In an unprecedented move, Congress passed legislation Tuesday including an amendment which would maintain one of the most contentious hangovers of the Bush administration, allowing the Department of Defense to exempt torture photos of US detainees overseas from public access under Freedom of Information Act requests.
This amendment, passed as part of the Department of Homeland Security appropriations bill, would give Secretary of Defense Robert Gates the prerogative to suppress photos of prisoner abuse taken after September 11, 2001, which could result in the endangering of US citizens, troops or employees.
The availability of photos and records of detainee abuse has been at the center of a lawsuit between the American Civil Liberties Union and the Bush administration since 2003. The lawsuit is now continuing under the Obama administration and is aimed at photos that were ordered released by a federal appeals court as part of an ACLU FOIA lawsuit, though it would apply to other photos in government custody as well.
President Obama had initially indicated that he would not block the release of these photographs; however, in May, he reversed his decision and filed an appeal with the Supreme Court.
Despite the uncertain effect of Tuesday's legislation on their ongoing litigation, the ACLU plans to continue with the case. It has thus far been upheld by two federal courts, which found that there was "significant public interest in the disclosure of these photographs." A decision from the Supreme Court is expected on October 30, 2009.
The measure in the appropriations bill was initially removed and then reintroduced covertly, according to Rep. Louise Slaughter (D-New York), who, during a speech on the House floor, expressed her disappointment. "It's unfortunate given that this Administration promised that openness and transparency would be the norm. We should never do anything to circumvent FOIA and I believe that our country would gain more by coming to terms with the past than we would by covering it up."
Both the inclusion of the FOIA amendment in the bill as well as the administration's decision to fight the release of the photos has been disillusioning for many who hoped that Obama would usher in a change to the policies which marred the Bush presidency.
"The failure of the country's current leadership to fully confront the abuses of the prior administration - a failure embodied by the suppression legislation at issue now - will only compound these harms," the ACLU said in their letter to Gates. "Those favoring suppression of the images of detainee abuse and torture have stated their concerns in the language of national security, but no democracy has ever been made stronger by concealing evidence of its wrongdoing."
In an open letter to Defense Secretary Gates, to whom the task of deciding which photos could be realized will fall, the ACLU urged him not to exercise the authority given him by the bill.
"Their release would allow the public to understand better what took place in the military's detention centers, and why.
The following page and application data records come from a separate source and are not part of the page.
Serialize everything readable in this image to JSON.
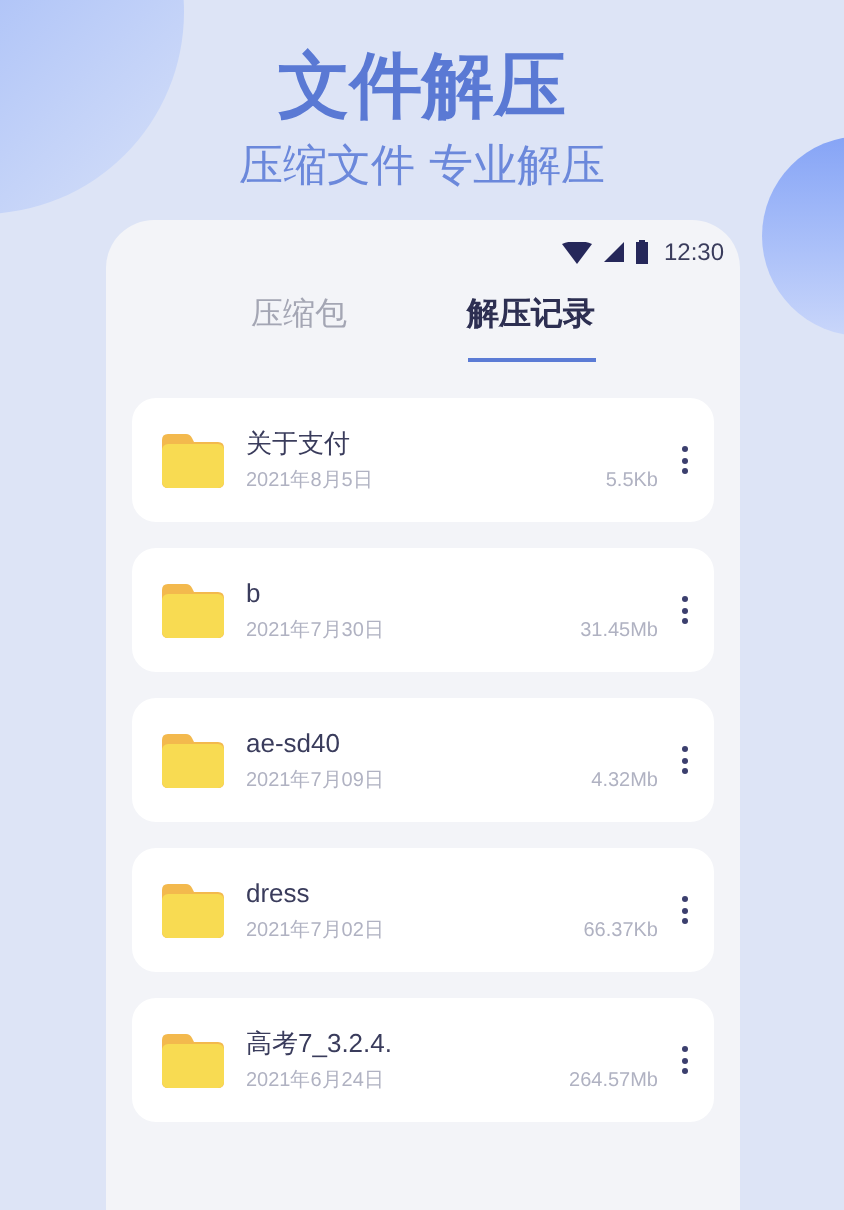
{
  "header": {
    "title": "文件解压",
    "subtitle": "压缩文件 专业解压"
  },
  "status_bar": {
    "time": "12:30"
  },
  "tabs": [
    {
      "label": "压缩包",
      "selected": false
    },
    {
      "label": "解压记录",
      "selected": true
    }
  ],
  "files": [
    {
      "name": "关于支付",
      "date": "2021年8月5日",
      "size": "5.5Kb"
    },
    {
      "name": "b",
      "date": "2021年7月30日",
      "size": "31.45Mb"
    },
    {
      "name": "ae-sd40",
      "date": "2021年7月09日",
      "size": "4.32Mb"
    },
    {
      "name": "dress",
      "date": "2021年7月02日",
      "size": "66.37Kb"
    },
    {
      "name": "高考7_3.2.4.",
      "date": "2021年6月24日",
      "size": "264.57Mb"
    }
  ]
}
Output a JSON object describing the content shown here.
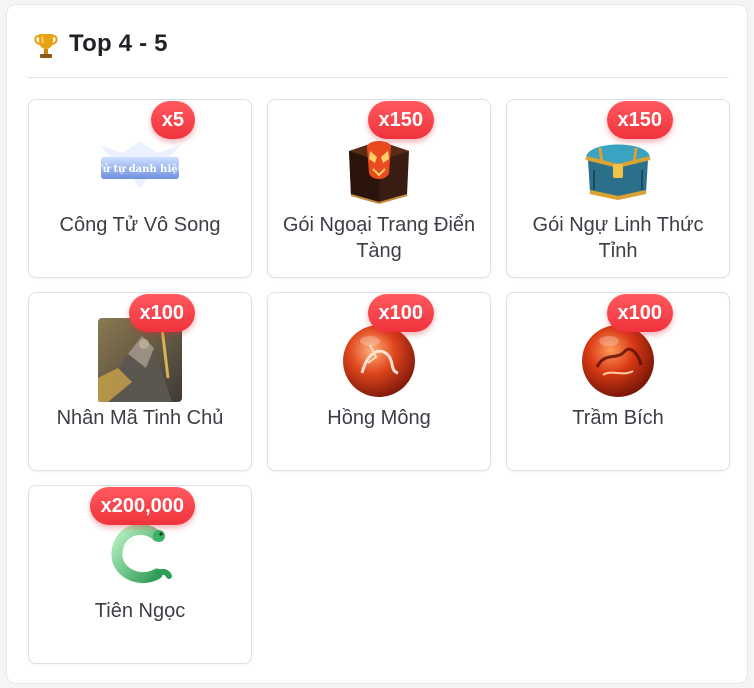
{
  "section": {
    "title": "Top 4 - 5",
    "icon": "trophy-icon"
  },
  "rewards": [
    {
      "name": "Công Tử Vô Song",
      "quantity": "x5",
      "icon": "title-banner-icon",
      "banner_text": "Tử tự danh hiệu"
    },
    {
      "name": "Gói Ngoại Trang Điển Tàng",
      "quantity": "x150",
      "icon": "costume-chest-icon"
    },
    {
      "name": "Gói Ngự Linh Thức Tỉnh",
      "quantity": "x150",
      "icon": "treasure-chest-icon"
    },
    {
      "name": "Nhân Mã Tinh Chủ",
      "quantity": "x100",
      "icon": "centaur-portrait-icon"
    },
    {
      "name": "Hồng Mông",
      "quantity": "x100",
      "icon": "red-orb-icon"
    },
    {
      "name": "Trầm Bích",
      "quantity": "x100",
      "icon": "red-orb-icon"
    },
    {
      "name": "Tiên Ngọc",
      "quantity": "x200,000",
      "icon": "jade-serpent-icon"
    }
  ],
  "colors": {
    "badge": "#f0323c",
    "title_text": "#1f2328",
    "name_text": "#3b3f45",
    "card_border": "#dfe1e5"
  }
}
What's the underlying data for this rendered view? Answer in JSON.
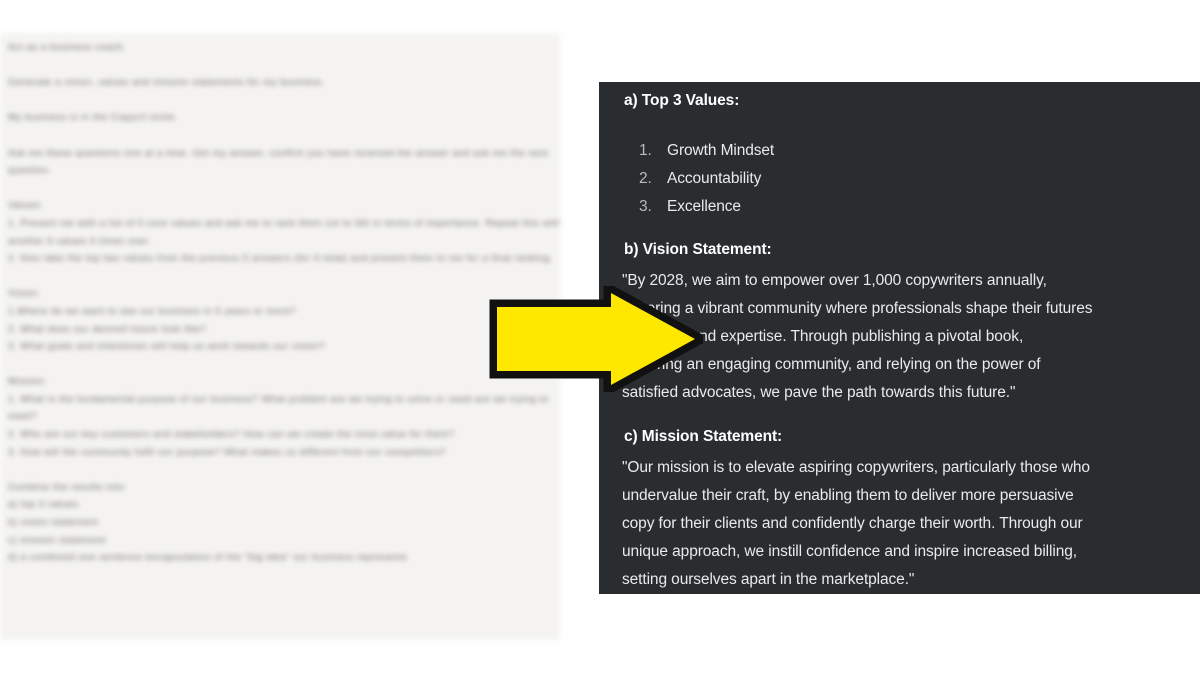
{
  "colors": {
    "dark_panel_bg": "#2a2d30",
    "prompt_panel_bg": "#f4f3f0",
    "page_bg": "#ffffff",
    "arrow_fill": "#ffe800",
    "arrow_outline": "#111111",
    "heading_text": "#ffffff",
    "body_text": "#e9eaeb",
    "list_number": "#b9bcbe"
  },
  "prompt_panel": {
    "text": "Act as a business coach.\n\nGenerate a vision, values and mission statements for my business.\n\nMy business is in the Copycil niche.\n\nAsk me these questions one at a time. Get my answer, confirm you have received the answer and ask me the next question.\n\nValues:\n1. Present me with a list of 5 core values and ask me to rank them 1st to 5th in terms of importance. Repeat this with another 5 values 5 times over.\n2. then take the top two values from the previous 5 answers (for 6 total) and present them to me for a final ranking.\n\nVision:\n1.Where do we want to see our business in 5 years or more?\n2. What does our desired future look like?\n3. What goals and milestones will help us work towards our vision?\n\nMission:\n1. What is the fundamental purpose of our business? What problem are we trying to solve or need are we trying to meet?\n2. Who are our key customers and stakeholders? How can we create the most value for them?\n3. How will the community fulfil our purpose? What makes us different from our competitors?\n\nCombine the results into:\na) top 3 values\nb) vision statement\nc) mission statement\nd) a combined one sentence encapsulation of the \"big idea\" our business represents"
  },
  "answer_panel": {
    "values_section": {
      "heading": "a) Top 3 Values:",
      "items": [
        "Growth Mindset",
        "Accountability",
        "Excellence"
      ]
    },
    "vision_section": {
      "heading": "b) Vision Statement:",
      "lines": [
        "\"By 2028, we aim to empower over 1,000 copywriters annually,",
        "fostering a vibrant community where professionals shape their futures",
        "with skills and expertise. Through publishing a pivotal book,",
        "nurturing an engaging community, and relying on the power of",
        "satisfied advocates, we pave the path towards this future.\""
      ]
    },
    "mission_section": {
      "heading": "c) Mission Statement:",
      "lines": [
        "\"Our mission is to elevate aspiring copywriters, particularly those who",
        "undervalue their craft, by enabling them to deliver more persuasive",
        "copy for their clients and confidently charge their worth. Through our",
        "unique approach, we instill confidence and inspire increased billing,",
        "setting ourselves apart in the marketplace.\""
      ]
    }
  },
  "annotation": {
    "arrow": {
      "icon": "right-arrow-icon",
      "direction": "right"
    }
  }
}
They might show patterns that have until now gone unnoticed. They would surely convey, better than mere text ever could, the cruelty of such practices as stress positions, hooding, and mock executions," the letter said.
The ACLU, in a press release Tuesday, also said releasing the photos "would show the pervasiveness of detainee abuse and would shed light on the connection between that abuse and the decisions of high-level Bush administration officials. The photos "are of critical relevance to an ongoing national debate about accountability."
They were, however, more hopeful regarding another provision passed in the appropriations bill, allowing the Obama administration to bring detainees to America to stand trial.
"Congress should not be passing legislation making it more difficult for President Obama to keep his commitment to closing Guantánamo," said Christopher Naders, ACLU senior legislative counsel in a press release Tuesday, "but it is a step in the right direction that the legislation allows for transfer of detainees for prosecution in the US. Continuing to hold detainees without charge or trial indefinitely flies in the face of our ingrained values of justice and due process. Our federal courts are perfectly capable of providing justice, security and the protection of fundamental rights, and we should use them to finally achieve real justice in cases where evidence of terrorism crimes exists."
The Department of Homeland Security appropriations bill will now go to President Obama to be signed.
Yana Kunichoff is an intern at Truthout.